Currently before the Court are plaintiff's "objections" to Magistrate Judge Baxter's July 20, 2011 Report-Recommendation. See Dkt. No. 95.
When a party files specific objections to a magistrate judge's report-recommendation, the district court makes a "de novo determination of those portions of the report or specified proposed findings or recommendations to which objection is made." 28 U.S.C. § 636(b)(1). When a party fails to make specific objections, however, the court reviews the magistrate judge's report for clear error. See Farid v. Bouey, 554 F. Supp. 2d 301, 307 (N.D.N.Y. 2008); see also Gamble v. Barnhart, No. 02CV1126, 2004 WL 2725126, *1 (S.D.N.Y. Nov. 29, 2004) (citations omitted). After the appropriate review, "the court may accept, reject, or modify, in whole or in part, the findings or recommendations made by the magistrate judge." 28 U.S.C. § 636(b)(1).
In his "objections" to Magistrate Judge Baxter's July 20, 2011 Report-Recommendation, plaintiff fails to provide the Court with any guidance as to why he believes that Magistrate Judge Baxter improperly recommended granting defendants' motion for summary judgment. In a one-page document, plaintiff simply stated that he object[s] [to] his findings for my Denial of Summary Judgment in its entirety for he has been denying all of my attempts to succeed in this action from the very beginning.
It appears as though there will be no relief for Prisoners in this District. Therefore, I kindly ask for the return or copy of all documents/papers under 42 USC § 1983, which I have submitted and/or enclosed with the Complaint. I will need these documents for my records.
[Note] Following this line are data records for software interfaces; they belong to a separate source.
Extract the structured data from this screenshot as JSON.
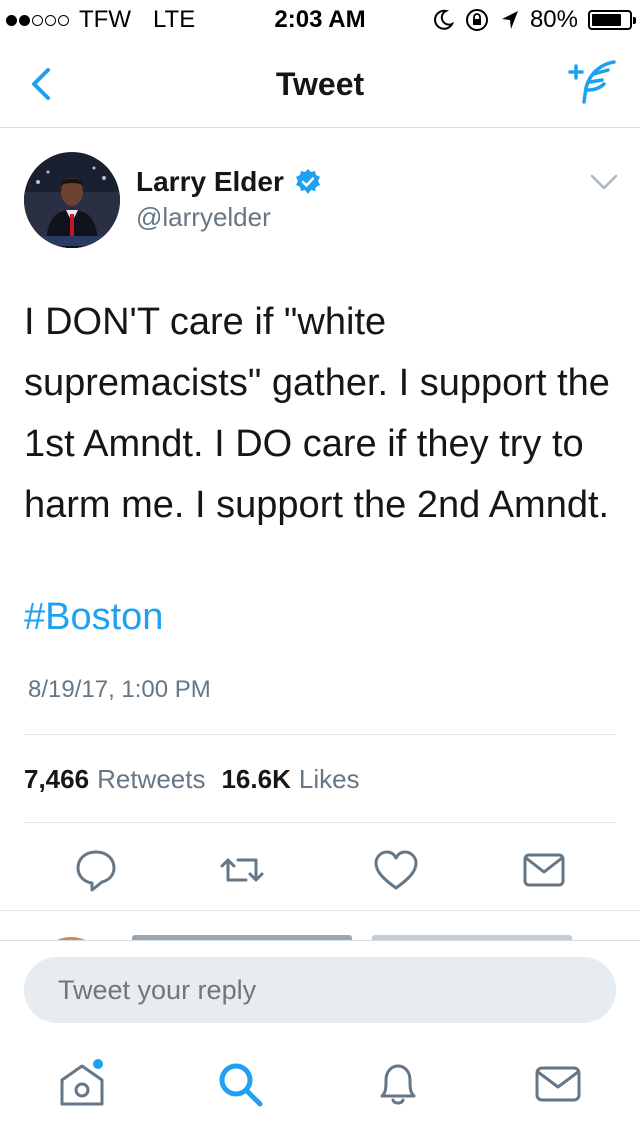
{
  "status_bar": {
    "carrier": "TFW",
    "network": "LTE",
    "time": "2:03 AM",
    "battery": "80%",
    "battery_level": 0.8
  },
  "nav": {
    "title": "Tweet",
    "back_icon": "chevron-left-icon",
    "compose_icon": "compose-tweet-icon"
  },
  "tweet": {
    "author_name": "Larry Elder",
    "author_handle": "@larryelder",
    "verified": true,
    "text": "I DON'T care if \"white supremacists\" gather. I support the 1st Amndt. I DO care if they try to harm me. I support the 2nd Amndt.",
    "hashtag": "#Boston",
    "timestamp": "8/19/17, 1:00 PM",
    "retweets_count": "7,466",
    "retweets_label": "Retweets",
    "likes_count": "16.6K",
    "likes_label": "Likes"
  },
  "actions": [
    "reply-icon",
    "retweet-icon",
    "like-icon",
    "direct-message-icon"
  ],
  "reply": {
    "placeholder": "Tweet your reply"
  },
  "tabbar": [
    "home-icon",
    "search-icon",
    "notifications-icon",
    "messages-icon"
  ],
  "colors": {
    "accent": "#1da1f2",
    "text": "#14171a",
    "secondary": "#657786",
    "divider": "#e1e8ed"
  }
}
Please forward such in Bulk Weight at your earliest convenience.
Having reviewed Magistrate Judge Baxter's July 20, 2011 Report-Recommendation and Order and the applicable law, the Court concludes that Magistrate Judge Baxter correctly determined that the Court should grant defendants' motion for summary judgment and dismiss plaintiff's complaint.*fn2
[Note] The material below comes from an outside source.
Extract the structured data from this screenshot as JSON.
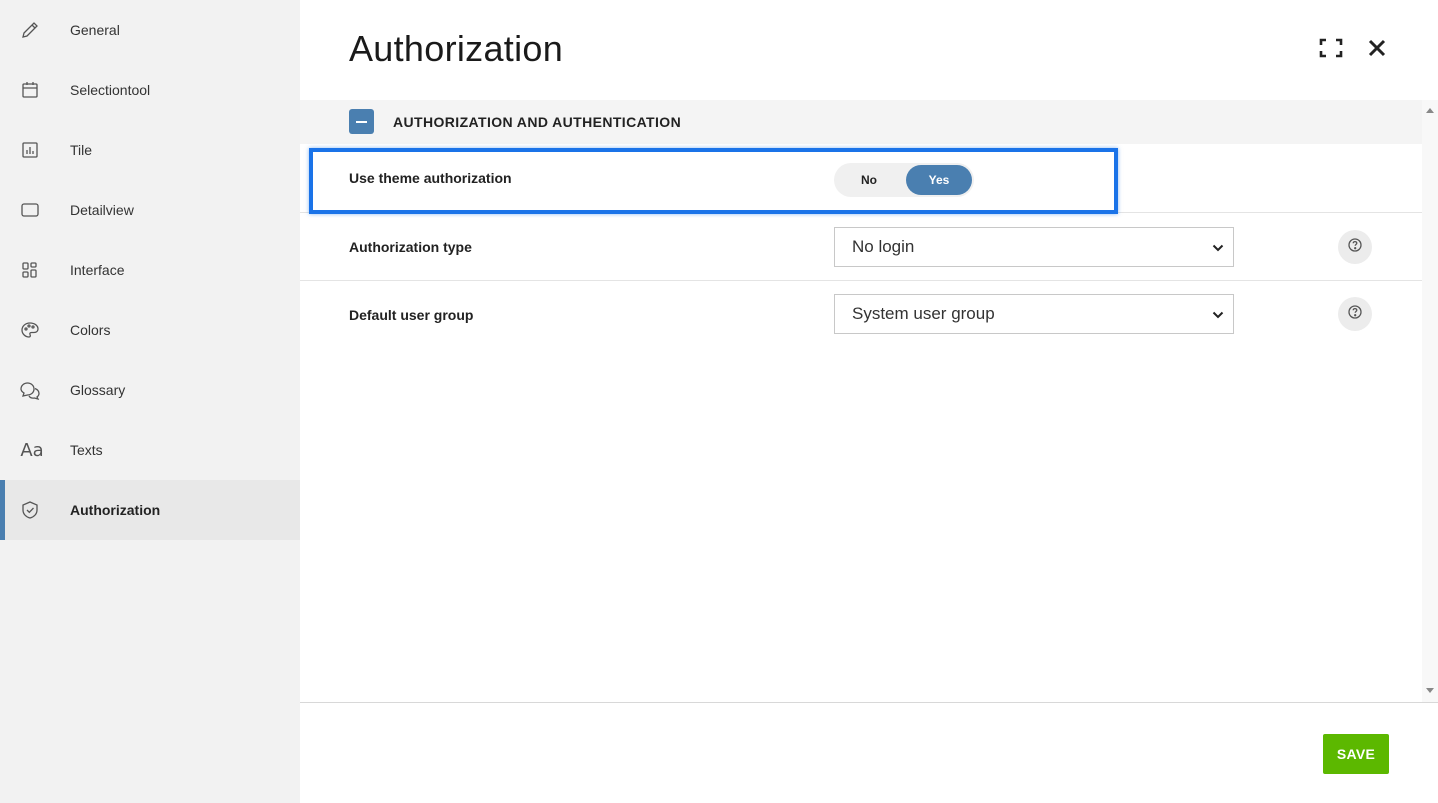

Accordingly, the Court hereby
ORDERS that Magistrate Judge Baxter's July 20, 2011 Report-Recommendation-Order is ADOPTED in its entirety for the reasons stated therein; and the Court further
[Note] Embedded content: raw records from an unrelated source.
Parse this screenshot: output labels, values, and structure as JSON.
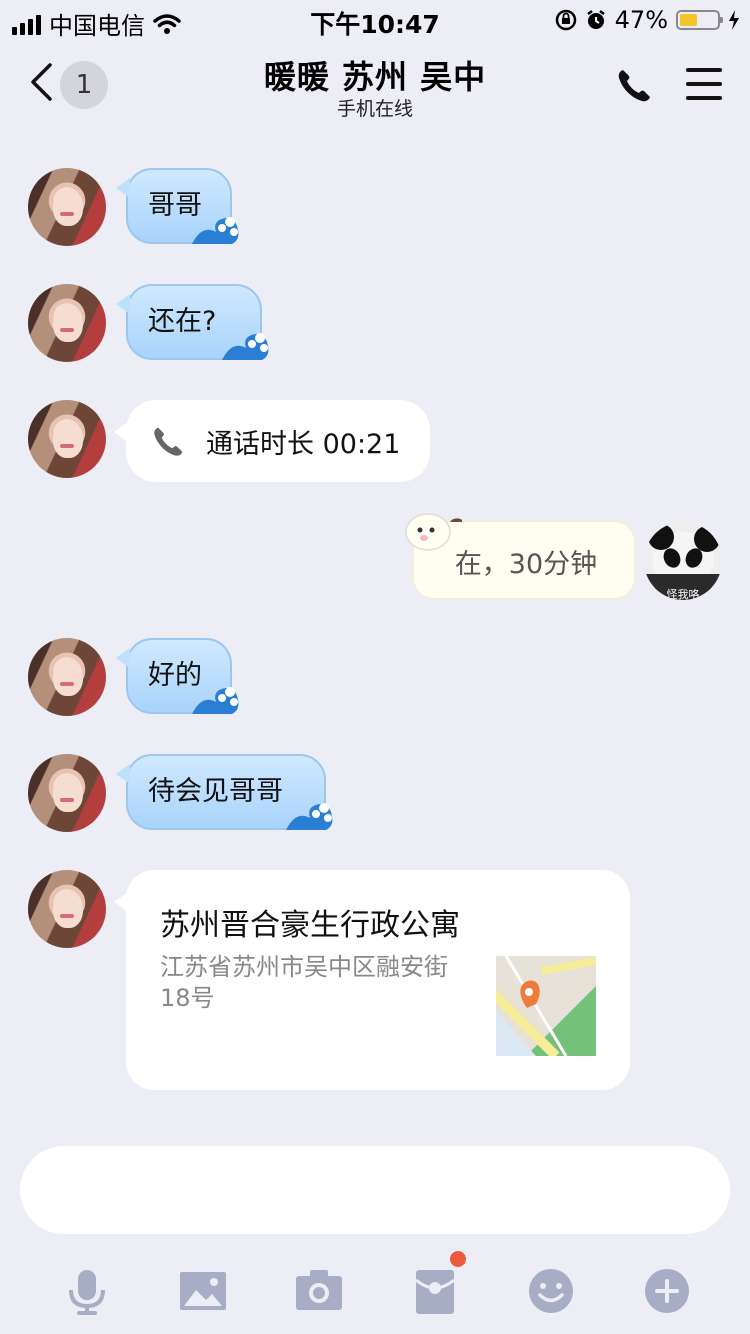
{
  "status_bar": {
    "carrier": "中国电信",
    "time": "下午10:47",
    "battery_percent": "47%",
    "battery_level": 0.47
  },
  "header": {
    "back_count": "1",
    "title": "暖暖 苏州 吴中",
    "subtitle": "手机在线"
  },
  "messages": [
    {
      "text": "哥哥"
    },
    {
      "text": "还在?"
    },
    {
      "call_label": "通话时长 00:21"
    },
    {
      "text": "在，30分钟",
      "avatar_caption": "怪我咯"
    },
    {
      "text": "好的"
    },
    {
      "text": "待会见哥哥"
    },
    {
      "location_title": "苏州晋合豪生行政公寓",
      "location_address": "江苏省苏州市吴中区融安街18号"
    }
  ],
  "toolbar": {
    "icons": [
      "microphone-icon",
      "image-icon",
      "camera-icon",
      "red-packet-icon",
      "emoji-icon",
      "plus-icon"
    ],
    "red_packet_badge": true
  },
  "colors": {
    "background": "#ecedf5",
    "blue_bubble": "#bde0fd",
    "badge_red": "#f05a3c",
    "battery": "#f5c428"
  }
}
ORDERS that defendants' motion for summary judgment is GRANTED; and the Court further
ORDERS that plaintiff's cross motion for summary judgment is DENIED; and the Court further
ORDERS that any other pending motions are denied as MOOT; and the Court further ORDERS that the Clerk of the Court shall serve a copy of this Order on all parties in ...